=== EXERCISE AIM ===
The answer must be one number: how many lines in the data below include the string "JSON".

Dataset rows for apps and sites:
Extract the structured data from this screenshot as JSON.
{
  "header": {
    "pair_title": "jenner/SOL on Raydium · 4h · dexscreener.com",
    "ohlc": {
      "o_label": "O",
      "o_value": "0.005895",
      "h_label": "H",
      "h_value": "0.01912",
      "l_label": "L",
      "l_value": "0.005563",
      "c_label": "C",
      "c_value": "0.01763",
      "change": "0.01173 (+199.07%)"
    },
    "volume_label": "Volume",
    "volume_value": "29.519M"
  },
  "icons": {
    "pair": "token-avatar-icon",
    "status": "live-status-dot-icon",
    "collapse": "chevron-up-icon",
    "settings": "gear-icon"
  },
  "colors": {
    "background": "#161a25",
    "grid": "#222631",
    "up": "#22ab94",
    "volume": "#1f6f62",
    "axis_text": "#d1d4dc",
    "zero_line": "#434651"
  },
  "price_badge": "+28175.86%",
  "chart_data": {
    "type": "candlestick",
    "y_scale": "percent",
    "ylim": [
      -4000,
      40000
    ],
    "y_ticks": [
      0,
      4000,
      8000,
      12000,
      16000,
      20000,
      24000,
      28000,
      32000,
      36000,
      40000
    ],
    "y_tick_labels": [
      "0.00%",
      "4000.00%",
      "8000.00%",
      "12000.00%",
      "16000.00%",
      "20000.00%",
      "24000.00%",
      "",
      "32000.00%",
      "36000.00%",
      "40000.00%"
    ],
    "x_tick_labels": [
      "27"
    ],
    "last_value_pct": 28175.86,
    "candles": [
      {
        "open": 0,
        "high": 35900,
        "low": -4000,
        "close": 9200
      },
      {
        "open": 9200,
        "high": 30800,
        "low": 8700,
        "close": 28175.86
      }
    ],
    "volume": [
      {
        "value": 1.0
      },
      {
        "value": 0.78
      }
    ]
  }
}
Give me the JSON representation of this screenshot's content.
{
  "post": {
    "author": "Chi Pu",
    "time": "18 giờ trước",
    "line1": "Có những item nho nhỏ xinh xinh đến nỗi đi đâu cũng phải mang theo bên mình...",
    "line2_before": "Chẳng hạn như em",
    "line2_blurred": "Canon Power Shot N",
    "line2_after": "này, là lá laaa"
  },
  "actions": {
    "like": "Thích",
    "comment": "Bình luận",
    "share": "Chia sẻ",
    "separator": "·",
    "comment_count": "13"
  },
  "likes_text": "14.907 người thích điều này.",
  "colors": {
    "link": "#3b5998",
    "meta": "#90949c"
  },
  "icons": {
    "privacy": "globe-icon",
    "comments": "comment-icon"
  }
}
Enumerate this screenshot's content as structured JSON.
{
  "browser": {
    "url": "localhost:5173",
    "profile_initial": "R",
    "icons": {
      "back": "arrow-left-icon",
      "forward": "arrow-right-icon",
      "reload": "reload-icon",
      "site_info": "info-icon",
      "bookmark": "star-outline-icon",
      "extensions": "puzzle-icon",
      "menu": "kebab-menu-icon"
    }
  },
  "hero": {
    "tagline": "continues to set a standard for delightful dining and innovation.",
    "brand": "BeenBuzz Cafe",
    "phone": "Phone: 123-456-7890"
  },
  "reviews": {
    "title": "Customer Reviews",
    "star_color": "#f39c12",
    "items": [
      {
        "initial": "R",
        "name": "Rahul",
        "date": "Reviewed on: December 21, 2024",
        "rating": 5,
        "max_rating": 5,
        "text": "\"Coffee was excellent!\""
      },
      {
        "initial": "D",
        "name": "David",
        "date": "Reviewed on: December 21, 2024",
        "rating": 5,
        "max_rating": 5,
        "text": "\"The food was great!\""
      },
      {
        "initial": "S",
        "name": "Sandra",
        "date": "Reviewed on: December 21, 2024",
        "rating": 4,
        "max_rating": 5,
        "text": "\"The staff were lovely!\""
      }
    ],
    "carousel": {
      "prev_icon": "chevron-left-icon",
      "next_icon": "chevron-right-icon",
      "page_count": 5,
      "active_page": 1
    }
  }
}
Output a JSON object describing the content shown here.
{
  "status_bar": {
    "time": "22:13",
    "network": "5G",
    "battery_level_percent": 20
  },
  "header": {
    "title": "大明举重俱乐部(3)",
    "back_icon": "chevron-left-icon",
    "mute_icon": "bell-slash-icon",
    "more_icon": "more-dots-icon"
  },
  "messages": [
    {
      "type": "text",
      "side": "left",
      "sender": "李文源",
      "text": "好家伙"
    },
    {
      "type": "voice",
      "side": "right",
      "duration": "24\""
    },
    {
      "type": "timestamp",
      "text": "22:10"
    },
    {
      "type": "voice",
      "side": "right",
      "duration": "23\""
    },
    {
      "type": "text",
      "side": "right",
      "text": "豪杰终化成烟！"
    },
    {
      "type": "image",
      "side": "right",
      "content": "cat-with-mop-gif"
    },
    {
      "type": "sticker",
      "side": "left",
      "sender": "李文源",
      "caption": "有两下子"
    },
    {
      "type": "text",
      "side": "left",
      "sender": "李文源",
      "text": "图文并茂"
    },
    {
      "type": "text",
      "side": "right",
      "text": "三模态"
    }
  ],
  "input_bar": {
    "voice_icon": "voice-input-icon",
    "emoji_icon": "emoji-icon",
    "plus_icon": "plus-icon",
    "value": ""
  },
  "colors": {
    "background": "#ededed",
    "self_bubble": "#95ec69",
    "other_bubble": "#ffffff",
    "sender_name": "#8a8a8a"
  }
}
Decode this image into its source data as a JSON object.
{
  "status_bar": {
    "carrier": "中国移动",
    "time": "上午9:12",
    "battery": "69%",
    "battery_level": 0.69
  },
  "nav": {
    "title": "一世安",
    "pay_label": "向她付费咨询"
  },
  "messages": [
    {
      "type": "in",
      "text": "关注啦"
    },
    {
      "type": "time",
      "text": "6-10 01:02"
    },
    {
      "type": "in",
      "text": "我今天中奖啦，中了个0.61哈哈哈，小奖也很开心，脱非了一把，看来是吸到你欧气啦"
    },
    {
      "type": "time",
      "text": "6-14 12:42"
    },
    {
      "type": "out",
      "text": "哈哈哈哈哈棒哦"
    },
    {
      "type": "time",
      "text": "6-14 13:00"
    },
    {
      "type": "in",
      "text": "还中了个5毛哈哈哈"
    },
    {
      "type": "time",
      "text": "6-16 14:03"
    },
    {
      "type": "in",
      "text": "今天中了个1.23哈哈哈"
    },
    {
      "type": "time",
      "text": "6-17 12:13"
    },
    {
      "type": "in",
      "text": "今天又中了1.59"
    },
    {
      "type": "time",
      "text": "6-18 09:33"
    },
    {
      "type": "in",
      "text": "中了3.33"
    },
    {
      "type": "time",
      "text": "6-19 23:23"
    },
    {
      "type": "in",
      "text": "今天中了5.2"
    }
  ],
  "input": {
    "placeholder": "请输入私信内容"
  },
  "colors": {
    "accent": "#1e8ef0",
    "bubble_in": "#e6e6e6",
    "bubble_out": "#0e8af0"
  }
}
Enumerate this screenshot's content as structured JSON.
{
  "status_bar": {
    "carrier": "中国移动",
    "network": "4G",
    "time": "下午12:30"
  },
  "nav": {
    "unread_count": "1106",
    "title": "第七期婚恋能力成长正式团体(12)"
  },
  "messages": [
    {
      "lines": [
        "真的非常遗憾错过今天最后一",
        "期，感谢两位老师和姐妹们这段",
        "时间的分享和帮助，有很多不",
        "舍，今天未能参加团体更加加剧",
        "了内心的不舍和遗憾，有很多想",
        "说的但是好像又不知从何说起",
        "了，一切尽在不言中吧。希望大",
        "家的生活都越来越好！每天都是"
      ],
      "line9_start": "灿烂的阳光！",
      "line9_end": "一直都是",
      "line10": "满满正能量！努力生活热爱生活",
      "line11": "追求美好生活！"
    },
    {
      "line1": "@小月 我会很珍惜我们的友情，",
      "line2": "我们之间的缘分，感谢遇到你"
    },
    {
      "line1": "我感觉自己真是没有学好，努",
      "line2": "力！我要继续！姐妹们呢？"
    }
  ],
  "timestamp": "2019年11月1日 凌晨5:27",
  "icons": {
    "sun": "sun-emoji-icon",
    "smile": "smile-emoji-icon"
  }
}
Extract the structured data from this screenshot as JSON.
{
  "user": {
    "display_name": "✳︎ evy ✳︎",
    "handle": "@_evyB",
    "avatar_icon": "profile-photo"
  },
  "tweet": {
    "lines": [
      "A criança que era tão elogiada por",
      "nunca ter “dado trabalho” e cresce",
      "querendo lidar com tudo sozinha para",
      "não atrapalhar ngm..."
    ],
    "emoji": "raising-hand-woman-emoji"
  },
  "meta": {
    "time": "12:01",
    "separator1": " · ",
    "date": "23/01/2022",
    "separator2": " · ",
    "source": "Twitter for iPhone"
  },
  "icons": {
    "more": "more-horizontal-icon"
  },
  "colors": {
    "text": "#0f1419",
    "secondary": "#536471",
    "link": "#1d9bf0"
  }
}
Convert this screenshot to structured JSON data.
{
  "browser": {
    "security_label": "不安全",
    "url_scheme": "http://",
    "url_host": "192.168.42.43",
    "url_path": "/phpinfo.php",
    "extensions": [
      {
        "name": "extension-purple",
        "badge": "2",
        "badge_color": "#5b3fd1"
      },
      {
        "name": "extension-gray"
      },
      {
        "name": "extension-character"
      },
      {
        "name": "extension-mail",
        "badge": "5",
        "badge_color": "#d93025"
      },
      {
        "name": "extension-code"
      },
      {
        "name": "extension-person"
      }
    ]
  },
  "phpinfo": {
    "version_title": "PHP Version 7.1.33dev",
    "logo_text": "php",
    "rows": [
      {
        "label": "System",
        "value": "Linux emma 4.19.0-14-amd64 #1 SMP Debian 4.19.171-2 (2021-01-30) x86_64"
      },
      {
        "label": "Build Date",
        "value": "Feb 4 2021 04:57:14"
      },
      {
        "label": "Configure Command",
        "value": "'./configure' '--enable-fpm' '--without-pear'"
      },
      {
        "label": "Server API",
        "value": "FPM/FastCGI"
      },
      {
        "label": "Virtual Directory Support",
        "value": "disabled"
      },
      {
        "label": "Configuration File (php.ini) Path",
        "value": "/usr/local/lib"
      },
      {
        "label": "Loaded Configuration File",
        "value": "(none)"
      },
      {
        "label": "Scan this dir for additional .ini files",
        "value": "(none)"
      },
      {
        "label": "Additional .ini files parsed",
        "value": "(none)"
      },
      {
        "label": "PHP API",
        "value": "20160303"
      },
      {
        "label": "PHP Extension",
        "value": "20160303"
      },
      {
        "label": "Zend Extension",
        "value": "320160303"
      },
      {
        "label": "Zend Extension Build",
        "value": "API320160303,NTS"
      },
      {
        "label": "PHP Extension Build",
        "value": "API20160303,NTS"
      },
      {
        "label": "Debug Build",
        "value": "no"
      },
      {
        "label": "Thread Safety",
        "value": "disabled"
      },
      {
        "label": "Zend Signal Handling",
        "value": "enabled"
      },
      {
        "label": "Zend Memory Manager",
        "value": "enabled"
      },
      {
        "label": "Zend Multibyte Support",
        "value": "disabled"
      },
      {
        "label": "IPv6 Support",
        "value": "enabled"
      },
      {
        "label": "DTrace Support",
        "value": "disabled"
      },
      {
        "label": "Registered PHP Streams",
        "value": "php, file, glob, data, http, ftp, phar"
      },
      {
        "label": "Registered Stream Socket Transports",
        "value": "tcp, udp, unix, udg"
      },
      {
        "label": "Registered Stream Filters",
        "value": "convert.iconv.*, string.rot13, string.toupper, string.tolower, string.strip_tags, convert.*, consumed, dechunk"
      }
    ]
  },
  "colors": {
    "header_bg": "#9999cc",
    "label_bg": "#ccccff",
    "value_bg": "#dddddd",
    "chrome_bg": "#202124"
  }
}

=== EXERCISE RESULT ===
8